“Too many people forget where today’s technology came from,” he said, adding that the excitement from students he welcomed from area colleges last semester—including the College of
Staten Island, Brooklyn College, and others—was particularly satisfying.

Farag credits Staten Island’s elected officials for a great deal of assistance.

“I’ve gotten a lot of support,” he said. “They appreciate what we are trying to do.” And all the buzz the museum has created means Farag routinely gets offers for donations of additional equipment.

Try as he might, the founder doesn’t seem to be slowing down. Besides his full-time fervor for the museum, he serves as a SCORE mentor and past chairman (since 1980, SCORE has helped more than 500 Staten Islanders a year start or expand their small businesses). He is also president of the Foundation at the College of Staten Island and chairman of the Staten Island Not-for-Profit Association.
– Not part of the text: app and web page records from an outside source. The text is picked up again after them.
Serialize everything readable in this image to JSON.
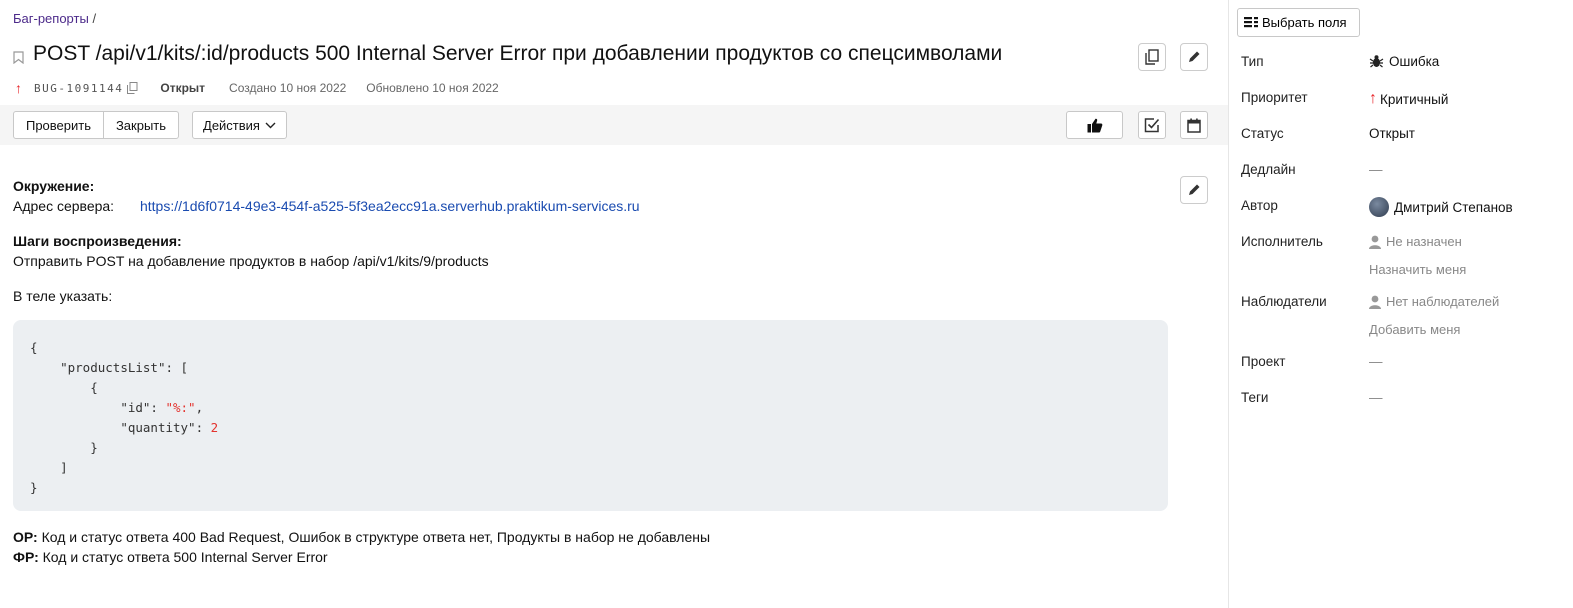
{
  "breadcrumb": {
    "parent": "Баг-репорты",
    "separator": "/"
  },
  "issue": {
    "title": "POST /api/v1/kits/:id/products 500 Internal Server Error при добавлении продуктов со спецсимволами",
    "key": "BUG-1091144",
    "status": "Открыт",
    "created": "Создано 10 ноя 2022",
    "updated": "Обновлено 10 ноя 2022",
    "priority_icon": "arrow-up-icon"
  },
  "toolbar": {
    "check": "Проверить",
    "close": "Закрыть",
    "actions": "Действия"
  },
  "description": {
    "env_heading": "Окружение:",
    "server_label": "Адрес сервера:",
    "server_url": "https://1d6f0714-49e3-454f-a525-5f3ea2ecc91a.serverhub.praktikum-services.ru",
    "steps_heading": "Шаги воспроизведения:",
    "step1": "Отправить POST на добавление продуктов в набор /api/v1/kits/9/products",
    "body_label": "В теле указать:",
    "code": {
      "l1": "{",
      "l2_key": "\"productsList\"",
      "l2_rest": ": [",
      "l3": "{",
      "l4_key": "\"id\"",
      "l4_val": "\"%:\"",
      "l5_key": "\"quantity\"",
      "l5_val": "2",
      "l6": "}",
      "l7": "]",
      "l8": "}"
    },
    "expected_label": "ОР:",
    "expected": "Код и статус ответа 400 Bad Request, Ошибок в структуре ответа нет, Продукты в набор не добавлены",
    "actual_label": "ФР:",
    "actual": "Код и статус ответа 500 Internal Server Error"
  },
  "sidebar": {
    "select_fields": "Выбрать поля",
    "type_label": "Тип",
    "type_value": "Ошибка",
    "priority_label": "Приоритет",
    "priority_value": "Критичный",
    "status_label": "Статус",
    "status_value": "Открыт",
    "deadline_label": "Дедлайн",
    "deadline_value": "—",
    "author_label": "Автор",
    "author_value": "Дмитрий Степанов",
    "assignee_label": "Исполнитель",
    "assignee_value": "Не назначен",
    "assign_me": "Назначить меня",
    "watchers_label": "Наблюдатели",
    "watchers_value": "Нет наблюдателей",
    "add_me": "Добавить меня",
    "project_label": "Проект",
    "project_value": "—",
    "tags_label": "Теги",
    "tags_value": "—"
  },
  "colors": {
    "priority": "#e8262b",
    "link": "#1a4bb0",
    "breadcrumb": "#4c2a8a"
  }
}
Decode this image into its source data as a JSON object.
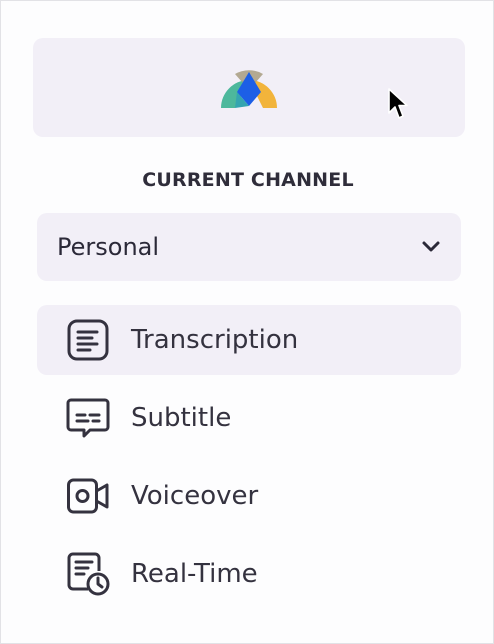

He is on the board of both the Staten Island Children’s Museum and the Staten Island YMCA, and is a member of the Rotary Club, the Downtown Staten Island Council, the Steamship Club, the Job Serve Employer Committee, the Jewish Community Center of Staten Island Advisory Council, and other organizations. He has received numerous distinctions, including the Staten Island Rotary Club Giants Award, the Eden II Programs Community Service Award, and the Louis R. Miller Business Leadership Award.

“I love Staten Island,” he said. “I am on so many boards. Everybody asks me, so I can’t say the word no.”

Farag and his wife, Lisette, live in mid-Island.

“I don’t think I will ever sit down and really retire,” he said. “I want to leave a legacy.”

The Museum of Maritime Navigation and Communication
1208 Bay Street / 718.448.1717 /